--- Exercise material Enclosed Below ---
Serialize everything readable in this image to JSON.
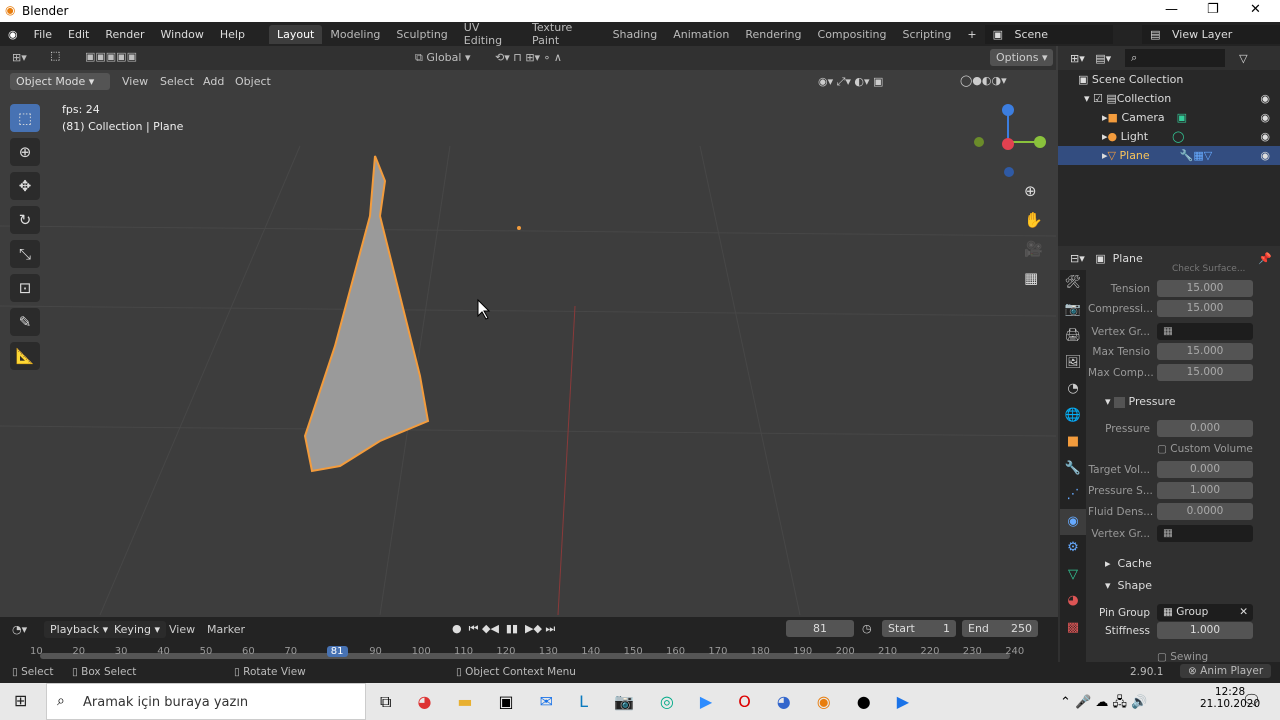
{
  "window": {
    "title": "Blender",
    "min": "—",
    "max": "❐",
    "close": "✕"
  },
  "menu": [
    "File",
    "Edit",
    "Render",
    "Window",
    "Help"
  ],
  "workspaces": [
    "Layout",
    "Modeling",
    "Sculpting",
    "UV Editing",
    "Texture Paint",
    "Shading",
    "Animation",
    "Rendering",
    "Compositing",
    "Scripting"
  ],
  "active_workspace": "Layout",
  "scene": "Scene",
  "view_layer": "View Layer",
  "viewport": {
    "mode": "Object Mode",
    "menus": [
      "View",
      "Select",
      "Add",
      "Object"
    ],
    "orientation": "Global",
    "options": "Options",
    "fps": "fps: 24",
    "info": "(81) Collection | Plane"
  },
  "outliner": {
    "root": "Scene Collection",
    "items": [
      {
        "name": "Collection"
      },
      {
        "name": "Camera"
      },
      {
        "name": "Light"
      },
      {
        "name": "Plane",
        "selected": true
      }
    ]
  },
  "properties": {
    "object": "Plane",
    "header_partial": "Check Surface...",
    "rows": [
      {
        "label": "Tension",
        "value": "15.000"
      },
      {
        "label": "Compressi...",
        "value": "15.000"
      },
      {
        "label": "Vertex Gr...",
        "value": ""
      },
      {
        "label": "Max Tensio",
        "value": "15.000"
      },
      {
        "label": "Max Comp...",
        "value": "15.000"
      }
    ],
    "pressure_panel": "Pressure",
    "pressure_rows": [
      {
        "label": "Pressure",
        "value": "0.000"
      },
      {
        "label": "Target Vol...",
        "value": "0.000"
      },
      {
        "label": "Pressure S...",
        "value": "1.000"
      },
      {
        "label": "Fluid Dens...",
        "value": "0.0000"
      },
      {
        "label": "Vertex Gr...",
        "value": ""
      }
    ],
    "custom_volume": "Custom Volume",
    "cache_panel": "Cache",
    "shape_panel": "Shape",
    "pin_group_label": "Pin Group",
    "pin_group_value": "Group",
    "stiffness_label": "Stiffness",
    "stiffness_value": "1.000",
    "sewing": "Sewing"
  },
  "timeline": {
    "menus": [
      "Playback",
      "Keying",
      "View",
      "Marker"
    ],
    "current_frame": "81",
    "start_label": "Start",
    "start": "1",
    "end_label": "End",
    "end": "250",
    "ticks": [
      "10",
      "20",
      "30",
      "40",
      "50",
      "60",
      "70",
      "81",
      "90",
      "100",
      "110",
      "120",
      "130",
      "140",
      "150",
      "160",
      "170",
      "180",
      "190",
      "200",
      "210",
      "220",
      "230",
      "240"
    ]
  },
  "status": {
    "select": "Select",
    "box_select": "Box Select",
    "rotate": "Rotate View",
    "context": "Object Context Menu",
    "version": "2.90.1",
    "anim_player": "Anim Player"
  },
  "taskbar": {
    "search_placeholder": "Aramak için buraya yazın",
    "time": "12:28",
    "date": "21.10.2020"
  },
  "colors": {
    "accent": "#4772b3",
    "selection": "#f39c3d",
    "bg": "#3d3d3d"
  }
}
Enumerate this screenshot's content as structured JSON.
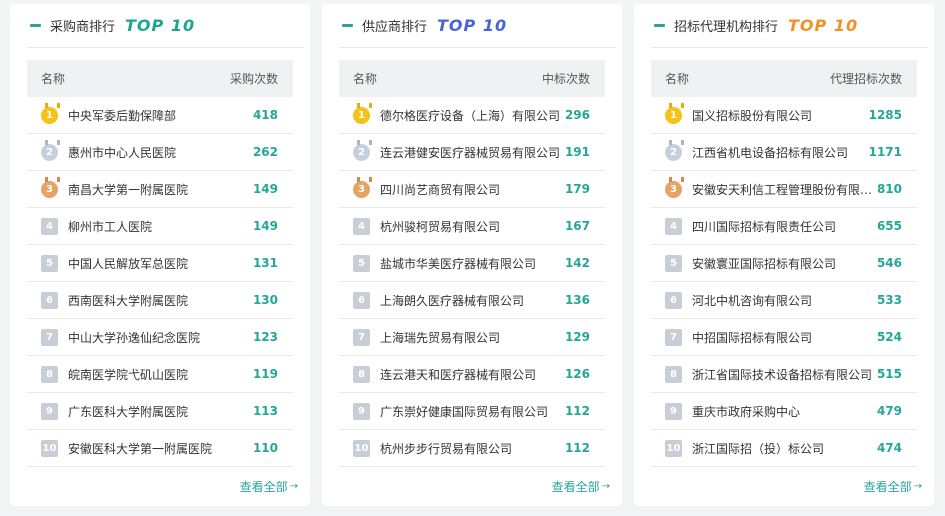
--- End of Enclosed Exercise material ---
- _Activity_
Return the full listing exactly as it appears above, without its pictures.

- _Worked solution_
Serialize everything readable in this image to JSON.
{
  "window": {
    "title": "Blender",
    "min": "—",
    "max": "❐",
    "close": "✕"
  },
  "menu": [
    "File",
    "Edit",
    "Render",
    "Window",
    "Help"
  ],
  "workspaces": [
    "Layout",
    "Modeling",
    "Sculpting",
    "UV Editing",
    "Texture Paint",
    "Shading",
    "Animation",
    "Rendering",
    "Compositing",
    "Scripting"
  ],
  "active_workspace": "Layout",
  "scene": "Scene",
  "view_layer": "View Layer",
  "viewport": {
    "mode": "Object Mode",
    "menus": [
      "View",
      "Select",
      "Add",
      "Object"
    ],
    "orientation": "Global",
    "options": "Options",
    "fps": "fps: 24",
    "info": "(81) Collection | Plane"
  },
  "outliner": {
    "root": "Scene Collection",
    "items": [
      {
        "name": "Collection"
      },
      {
        "name": "Camera"
      },
      {
        "name": "Light"
      },
      {
        "name": "Plane",
        "selected": true
      }
    ]
  },
  "properties": {
    "object": "Plane",
    "header_partial": "Check Surface...",
    "rows": [
      {
        "label": "Tension",
        "value": "15.000"
      },
      {
        "label": "Compressi...",
        "value": "15.000"
      },
      {
        "label": "Vertex Gr...",
        "value": ""
      },
      {
        "label": "Max Tensio",
        "value": "15.000"
      },
      {
        "label": "Max Comp...",
        "value": "15.000"
      }
    ],
    "pressure_panel": "Pressure",
    "pressure_rows": [
      {
        "label": "Pressure",
        "value": "0.000"
      },
      {
        "label": "Target Vol...",
        "value": "0.000"
      },
      {
        "label": "Pressure S...",
        "value": "1.000"
      },
      {
        "label": "Fluid Dens...",
        "value": "0.0000"
      },
      {
        "label": "Vertex Gr...",
        "value": ""
      }
    ],
    "custom_volume": "Custom Volume",
    "cache_panel": "Cache",
    "shape_panel": "Shape",
    "pin_group_label": "Pin Group",
    "pin_group_value": "Group",
    "stiffness_label": "Stiffness",
    "stiffness_value": "1.000",
    "sewing": "Sewing"
  },
  "timeline": {
    "menus": [
      "Playback",
      "Keying",
      "View",
      "Marker"
    ],
    "current_frame": "81",
    "start_label": "Start",
    "start": "1",
    "end_label": "End",
    "end": "250",
    "ticks": [
      "10",
      "20",
      "30",
      "40",
      "50",
      "60",
      "70",
      "81",
      "90",
      "100",
      "110",
      "120",
      "130",
      "140",
      "150",
      "160",
      "170",
      "180",
      "190",
      "200",
      "210",
      "220",
      "230",
      "240"
    ]
  },
  "status": {
    "select": "Select",
    "box_select": "Box Select",
    "rotate": "Rotate View",
    "context": "Object Context Menu",
    "version": "2.90.1",
    "anim_player": "Anim Player"
  },
  "taskbar": {
    "search_placeholder": "Aramak için buraya yazın",
    "time": "12:28",
    "date": "21.10.2020"
  },
  "colors": {
    "accent": "#4772b3",
    "selection": "#f39c3d",
    "bg": "#3d3d3d"
  }
}
Enumerate this screenshot's content as structured JSON.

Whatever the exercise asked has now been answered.